Moreover, from the text of the Home Secretary’s letter to Spencer, it would appear that the reason for the the ban is that the British government is now telling people that certain interpretations of Islam are to be proscribed, even if they may be true – a truly terrifying and totalitarian development, and an open assault upon freedom of thought and expression, not to mention religious scholarship.
And if the argument is that any criticism of Islam may incite violence against Muslims, then by the same token Mrs May should ban all criticism of Israel -- on the much firmer grounds that there is a clearly demonstrated correlation between hate campaigns against Israel and attacks on Jews and Jewish institutions. Of course, that would be unthinkable. So why the double standard?
And that is what is particularly intolerable here -- that Mrs May is allowing people to run around Britain who really are stirring up hatred and worse, but who appear to be untouchable because they are Islamists. The Commentator has drawn attention to the recent entry to Britain of Muhammad Al-Arifi, a Saudi scholar who has declared that Shia Muslims are ‘evil’ and also stated that ‘...al-Qaeda leader Sheikh Oussama Bin Laden, may his soul rest in peace, did not adopt many of the thoughts that are attributed to him today’.
The government also allowed into the country Shady Al-Suleiman, the Australian cleric who has called ‘for Allah to destroy the enemies of Islam’, who has endorsed Hamas which Britain recognises as a terrorist entity, and even endorsed the killing of British soldiers, saying, ‘Give victory to all the Mujahideen all over the world. Oh Allah, prepare us for the jihad’.
Aren’t these men, who foment sectarian division and endorse terrorism, not ‘conducive to the public good’?
So why did Mrs May ban Spencer and Geller? Was it because of the petition to do so by Hope not Hate -- which misrepresented and smeared them by claiming they called all Muslims savages (they did not)? Was it in response to one of the signatories to this petition, Tony Lloyd, Greater Manchester’s Police and Crime Commissioner (who Spencer and Geller say also misrepresented what they have said) who termed them
‘hate preachers – every bit as bad as those who use the name of Islam to propagate hatred’?
What an extraordinary thing to say. Geller and Spencer don’t go round calling for people to be killed, or preaching genocide or holy war, or spreading conspiracy theories and lies to foment hysteria and hatred. But when he was chairman of the Parliamentary Labour Party, Tony Lloyd led a delegation to Gaza to meet leaders of Hamas, where he was photographed fraternally shaking the hand of the Hamas leader Ismail Haniyeh.

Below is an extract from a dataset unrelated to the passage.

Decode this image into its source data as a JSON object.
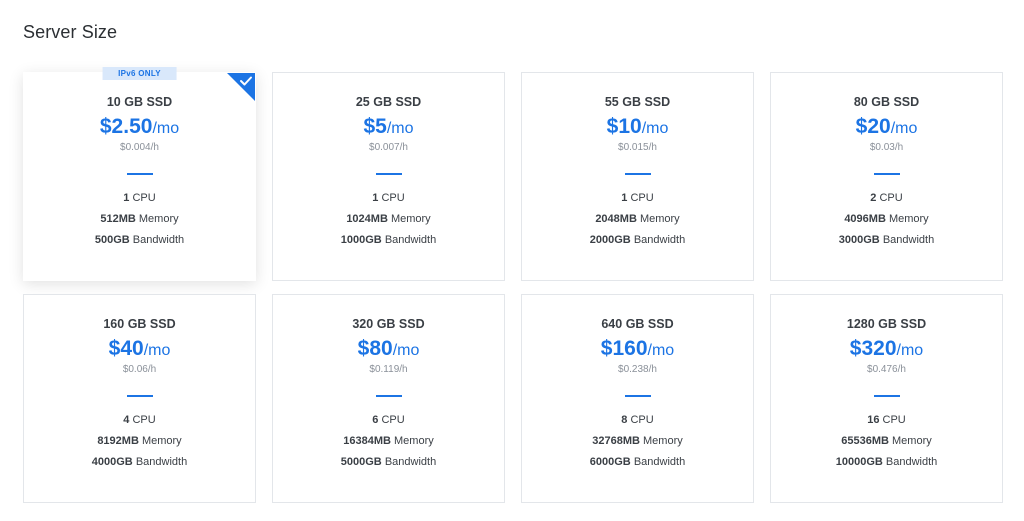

‘the Jews are the most despicable and contemptible nation to crawl upon the face of the earth, because they have displayed hostility to Allah…Allah will kill the Jews in the hell of the world to come, just like they killed the believers in the hell of this world’
‘...the Jewish faith does not wish for peace nor stability, since it is a faith that is based on murder: “I kill, therefore I am”... Israel is based only on blood and murder in order to exist, and it will disappear, with Allah's will, through blood and shahids [martyrs]’
– and yet he called for Spencer and Geller to be banned as ‘hate preachers’, a demand which the Home Secretary agrees was justified even as she allows real hate preachers to spread their poison around Britain.
Has Britain now totally lost the plot?